Sounds began to play, soft music from an unguessable place. Cymbals, trumpets, flutes, drums. Erith tossed his head back and laughed aloud, but that didn't drown the music. It played in a full chorus in his head now. The brassy clash and clang that might have been expected to create didn't happen, though. Instead, each instrument found its proper place, just as it would in a real symphony. And when flashfire stormed his body, a larger version of the lightning of Surl's fangs and tongue, the music swelled to accompany it, racing as though to catch it up.

The taste of limes and strawberries was on his tongue by the time that Surl called to him, gently.

Erith opened his eyes. The voice seemed to lure him back from a remoter world, where he had only been before when he was watching the grass glow as bright as fire in the wake of a single sunbeam escaped from lowering clouds. For a moment, somewhat disappointed, he wondered if he hadn't imagined it all from loss of blood.

Then he saw the awe in Surl's eyes, and felt it from him, too, as open as a wound, and he knew that it had been no dream.

Such wonder, such delight as that. It did exist.

Erith lowered his head, touching the gash in his chest. It had a scab on it, already. He probed it, gently, and then winced as a faint stab of pain rebuked him. Surl's hand came up quickly and caught his own.

"You mustn't," Surl said sharply. "The scab is just settling. Break it, and it will pour blood again. I stopped while you could still stand, but it hurt to stop. I don't want to have to resist the temptation again."

Erith nodded. He seemed to be having trouble catching his breath. "I can understand why there are tales of Elwens spending the rest of their lives in thrall to viaquia, for that sensation," he murmured.

"That does not happen."

"The slavery?" Erith stepped back from Surl, his eyebrows rising. Already the memory of the sensations was fading. He understood even as he mourned their loss. They could not survive in the world for long, any more than the more brilliant emotions of a dream could. "Surely it must. Not all Elwens are as strong of will as I am."

"No," said Surl, rising to his feet again. His gaze clung steadily to Erith's. "The slavery does happen, at times, but never for long. The viaquia tire of it and kill their victims. But that kind of sensation does not happen. At most, a victim might feel a faint ecstasy."

"Then you used some kind of magic," said Erith, disappointment lading his voice before he could stop himself. He didn't want to think that such beauty had been the product of another power.


Erith blinked. "Then what was it?"

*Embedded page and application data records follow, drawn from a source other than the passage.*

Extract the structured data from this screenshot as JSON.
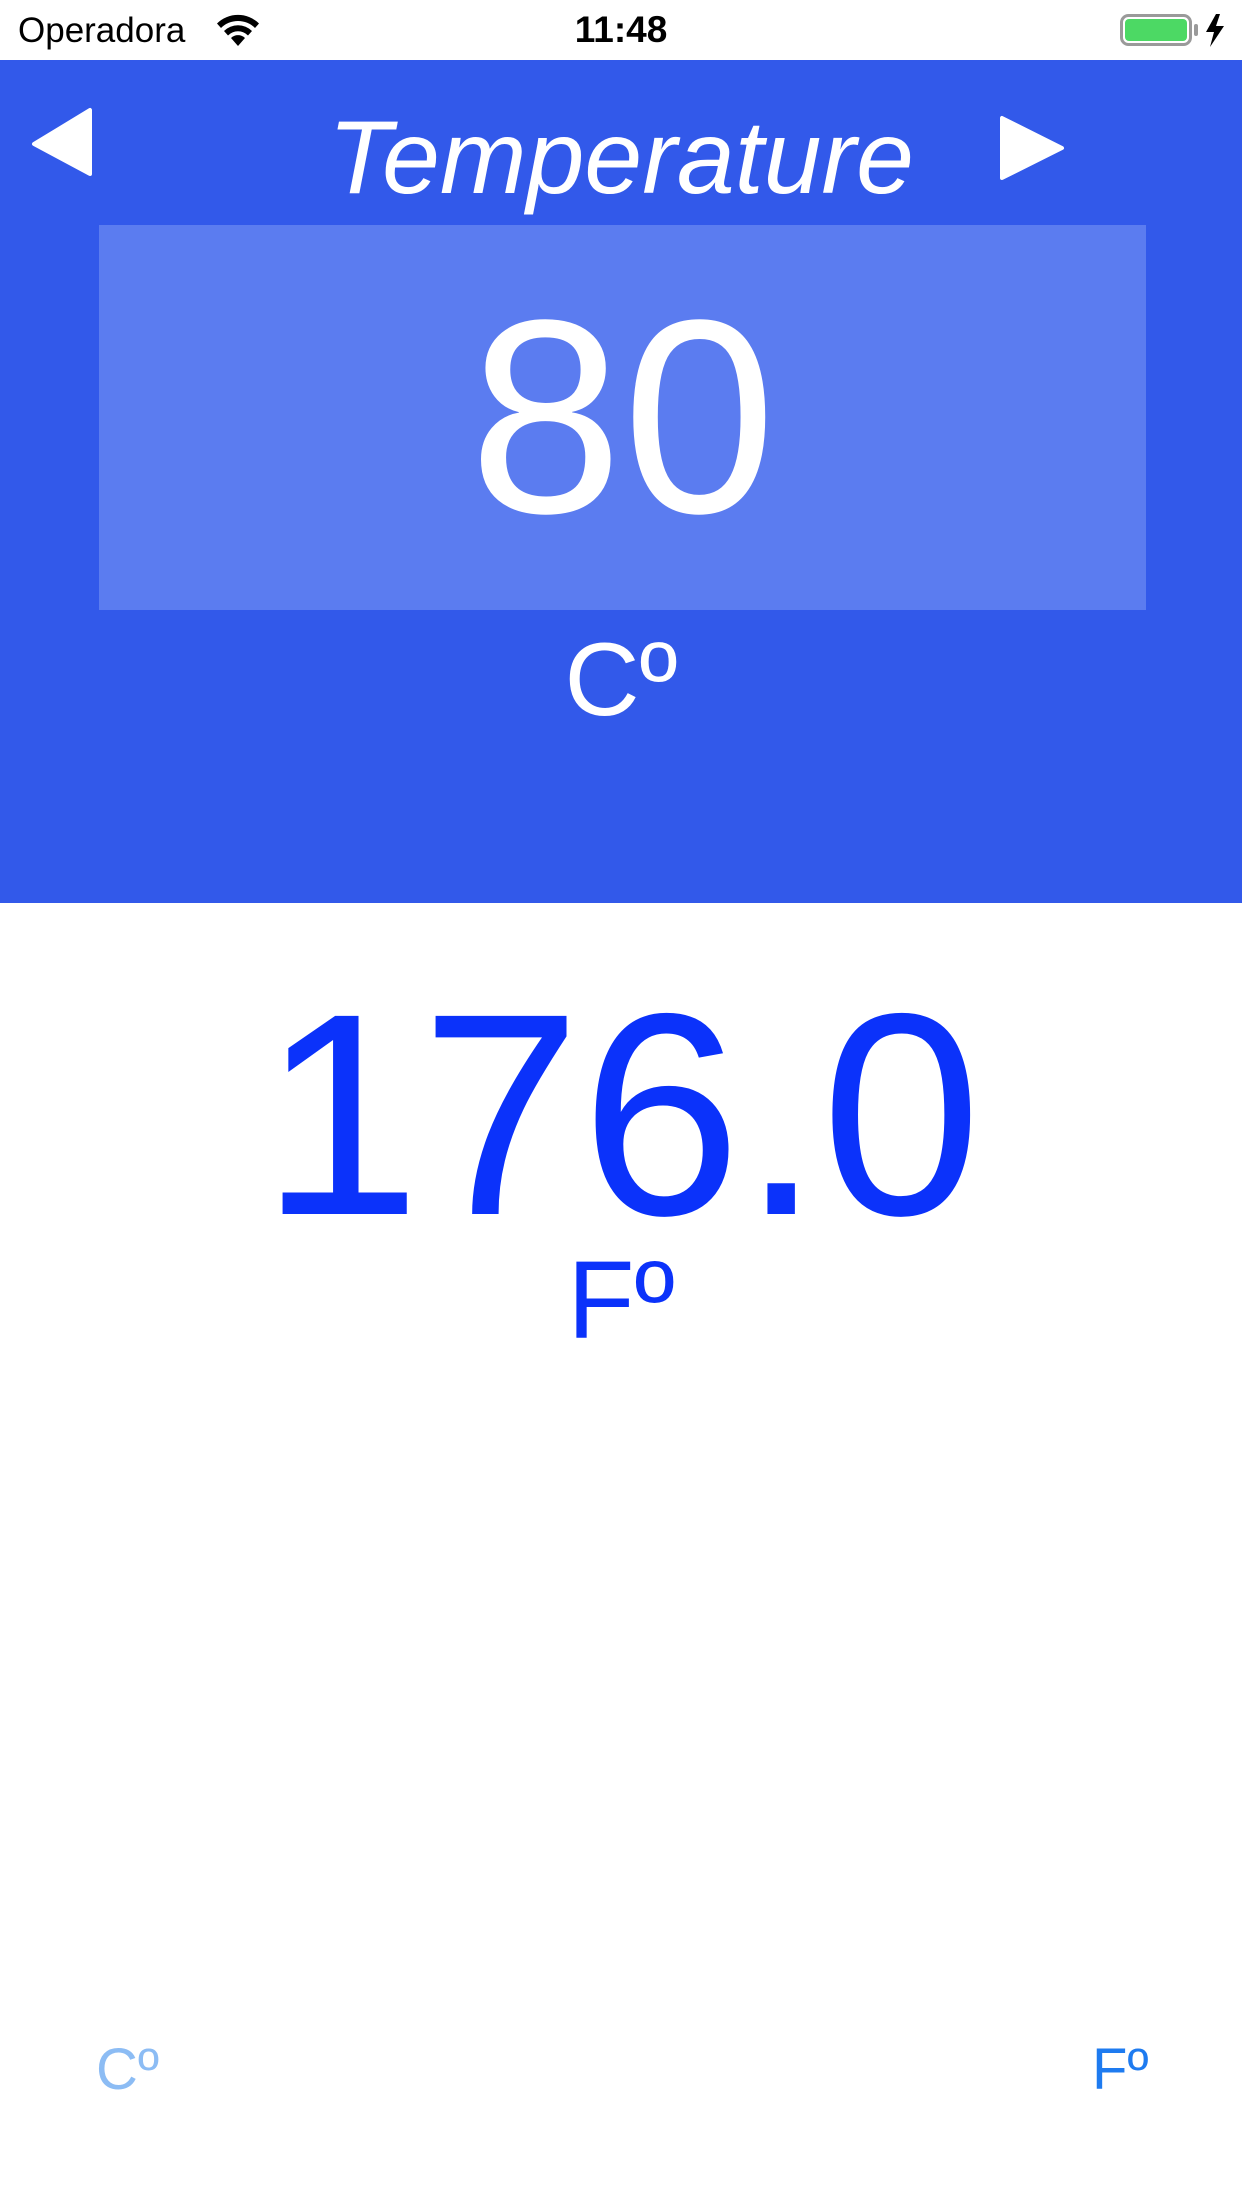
{
  "status_bar": {
    "carrier": "Operadora",
    "time": "11:48",
    "wifi_icon": "wifi-icon",
    "battery_icon": "battery-charging-icon",
    "battery_color": "#4cd964"
  },
  "header": {
    "title": "Temperature",
    "prev_icon": "triangle-left-icon",
    "next_icon": "triangle-right-icon",
    "background_color": "#3259ea"
  },
  "input": {
    "value": "80",
    "unit": "Cº",
    "box_color": "#5b7cf0"
  },
  "result": {
    "value": "176.0",
    "unit": "Fº",
    "color": "#0b32fa"
  },
  "unit_toggles": {
    "celsius_label": "Cº",
    "fahrenheit_label": "Fº",
    "celsius_color": "#8cbcf4",
    "fahrenheit_color": "#1e7bf0"
  }
}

"I don't know." Surl's dark skin made it hard to be sure when he was pale, but his face did look a little closer to lilac than it had before, Erith thought, studying him. "I felt it, too, though it was mostly taste for me. But I heard the music, and saw the colors." His eyes locked on Erith's again, in a grasp as firm as a handshake. "And I heard you naming the ones you didn't know."

"Were they not the real names?" asked Erith. "Had you seen them before?"

Surl blinked. "It doesn't trouble you that we don't know what caused this?"

"Not really. It troubles me that I might never experience it again, that's all. Perhaps that was the only time that it will happen."

"Stars, I hope not."

Erith smiled, his gaze locked on the other man's. "I don't think I can take much more blood loss right now. But we'll have time to make sure that it wasn't fleeting, I think."

Surl smiled at him, a different smile than the one he had used before. This pulled the corners of his mouth up, so that only the tips of his fangs peeked out from under his top lip. "Stars, I hope so."

Erith stared at him for a moment longer, then made himself turn away before he said anything else about that. He was in danger of becoming serious if he looked much longer, and spoiling the beauty.

"Remember," he said, as he began the search for his horse. The poor beast had probably run off in the middle of his fight with Surl. "Lurissa is mine."

"Understood, my lord."

Erith smiled. "You don't have to call me by the title, you know."

"I want to."

And that, Erith thought, was what mattered.